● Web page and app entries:
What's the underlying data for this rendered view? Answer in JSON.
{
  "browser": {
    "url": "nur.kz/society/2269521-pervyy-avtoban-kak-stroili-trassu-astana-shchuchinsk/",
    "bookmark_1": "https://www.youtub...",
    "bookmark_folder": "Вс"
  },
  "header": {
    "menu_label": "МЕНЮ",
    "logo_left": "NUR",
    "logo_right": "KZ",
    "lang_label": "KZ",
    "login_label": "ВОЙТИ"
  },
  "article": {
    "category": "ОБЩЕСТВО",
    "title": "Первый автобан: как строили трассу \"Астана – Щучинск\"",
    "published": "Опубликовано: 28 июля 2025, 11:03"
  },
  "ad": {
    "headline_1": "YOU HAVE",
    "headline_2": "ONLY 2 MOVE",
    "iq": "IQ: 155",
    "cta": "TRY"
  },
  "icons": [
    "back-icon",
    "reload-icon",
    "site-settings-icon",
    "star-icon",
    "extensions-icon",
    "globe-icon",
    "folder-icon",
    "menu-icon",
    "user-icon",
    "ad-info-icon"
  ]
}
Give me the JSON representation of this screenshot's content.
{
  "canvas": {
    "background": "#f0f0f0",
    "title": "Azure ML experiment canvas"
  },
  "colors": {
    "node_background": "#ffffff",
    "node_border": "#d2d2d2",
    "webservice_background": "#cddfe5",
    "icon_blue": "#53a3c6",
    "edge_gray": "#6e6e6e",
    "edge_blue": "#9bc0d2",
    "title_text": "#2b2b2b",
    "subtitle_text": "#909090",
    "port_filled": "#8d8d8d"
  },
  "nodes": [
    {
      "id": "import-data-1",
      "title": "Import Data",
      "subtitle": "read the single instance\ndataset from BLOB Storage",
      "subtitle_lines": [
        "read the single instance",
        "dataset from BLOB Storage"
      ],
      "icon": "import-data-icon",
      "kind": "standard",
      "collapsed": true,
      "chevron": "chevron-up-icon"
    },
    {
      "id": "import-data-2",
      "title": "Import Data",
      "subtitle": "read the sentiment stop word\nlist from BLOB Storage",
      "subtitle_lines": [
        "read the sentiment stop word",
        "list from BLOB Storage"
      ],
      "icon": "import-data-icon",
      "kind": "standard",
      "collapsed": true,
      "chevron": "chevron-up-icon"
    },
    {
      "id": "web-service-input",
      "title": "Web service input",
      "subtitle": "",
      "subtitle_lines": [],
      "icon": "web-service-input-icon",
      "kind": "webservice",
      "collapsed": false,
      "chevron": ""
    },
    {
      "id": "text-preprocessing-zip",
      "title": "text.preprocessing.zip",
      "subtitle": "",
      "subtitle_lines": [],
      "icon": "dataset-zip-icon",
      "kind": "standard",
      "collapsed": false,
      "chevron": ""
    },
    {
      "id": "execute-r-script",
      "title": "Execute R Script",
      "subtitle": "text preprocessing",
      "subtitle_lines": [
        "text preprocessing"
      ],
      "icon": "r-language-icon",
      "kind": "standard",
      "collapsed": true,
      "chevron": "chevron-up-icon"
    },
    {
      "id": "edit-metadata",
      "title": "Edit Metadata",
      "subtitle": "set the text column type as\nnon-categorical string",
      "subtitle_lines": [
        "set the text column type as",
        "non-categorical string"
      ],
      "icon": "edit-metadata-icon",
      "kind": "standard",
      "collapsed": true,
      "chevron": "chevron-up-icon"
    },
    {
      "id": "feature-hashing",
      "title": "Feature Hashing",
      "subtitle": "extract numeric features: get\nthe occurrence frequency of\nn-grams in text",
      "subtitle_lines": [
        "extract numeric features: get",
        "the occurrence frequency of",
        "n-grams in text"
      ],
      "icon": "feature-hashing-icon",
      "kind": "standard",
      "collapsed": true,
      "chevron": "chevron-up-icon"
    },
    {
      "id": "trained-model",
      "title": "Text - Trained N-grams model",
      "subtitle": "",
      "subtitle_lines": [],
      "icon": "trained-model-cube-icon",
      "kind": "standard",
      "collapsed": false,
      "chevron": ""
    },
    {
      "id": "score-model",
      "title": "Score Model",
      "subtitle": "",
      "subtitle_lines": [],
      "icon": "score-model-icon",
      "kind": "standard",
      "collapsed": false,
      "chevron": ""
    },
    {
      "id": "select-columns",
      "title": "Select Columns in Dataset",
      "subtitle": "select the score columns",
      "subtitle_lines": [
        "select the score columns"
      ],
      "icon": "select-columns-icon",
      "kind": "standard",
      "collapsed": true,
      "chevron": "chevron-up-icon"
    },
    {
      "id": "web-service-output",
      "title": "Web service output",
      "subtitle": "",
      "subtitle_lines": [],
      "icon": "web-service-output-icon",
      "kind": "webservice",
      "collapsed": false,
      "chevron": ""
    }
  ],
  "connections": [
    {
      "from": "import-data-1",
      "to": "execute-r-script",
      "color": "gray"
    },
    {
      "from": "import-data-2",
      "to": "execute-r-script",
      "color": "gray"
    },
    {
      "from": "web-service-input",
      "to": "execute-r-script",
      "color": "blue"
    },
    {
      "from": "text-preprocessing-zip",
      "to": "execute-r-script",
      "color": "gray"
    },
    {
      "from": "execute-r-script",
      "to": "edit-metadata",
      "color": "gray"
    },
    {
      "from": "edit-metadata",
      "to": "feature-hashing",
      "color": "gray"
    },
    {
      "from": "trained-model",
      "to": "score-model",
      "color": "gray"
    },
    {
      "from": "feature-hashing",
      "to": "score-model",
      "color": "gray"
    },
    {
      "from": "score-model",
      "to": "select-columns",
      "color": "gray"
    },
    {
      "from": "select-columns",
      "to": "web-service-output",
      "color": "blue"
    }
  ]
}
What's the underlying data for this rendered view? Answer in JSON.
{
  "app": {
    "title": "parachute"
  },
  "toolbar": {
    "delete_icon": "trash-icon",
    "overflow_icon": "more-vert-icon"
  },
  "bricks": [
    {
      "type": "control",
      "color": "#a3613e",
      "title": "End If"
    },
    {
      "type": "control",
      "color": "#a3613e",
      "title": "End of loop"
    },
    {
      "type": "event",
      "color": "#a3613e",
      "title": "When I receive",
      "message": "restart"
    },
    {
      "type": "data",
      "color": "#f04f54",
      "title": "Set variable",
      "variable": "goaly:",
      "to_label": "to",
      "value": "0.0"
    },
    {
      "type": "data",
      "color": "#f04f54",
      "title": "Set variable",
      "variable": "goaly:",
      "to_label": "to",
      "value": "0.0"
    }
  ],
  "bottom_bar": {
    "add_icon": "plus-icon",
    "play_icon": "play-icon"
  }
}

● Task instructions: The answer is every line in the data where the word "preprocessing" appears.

● Result of this exercise:
      "id": "text-preprocessing-zip",
      "title": "text.preprocessing.zip",
      "subtitle": "text preprocessing",
        "text preprocessing"
      "from": "text-preprocessing-zip",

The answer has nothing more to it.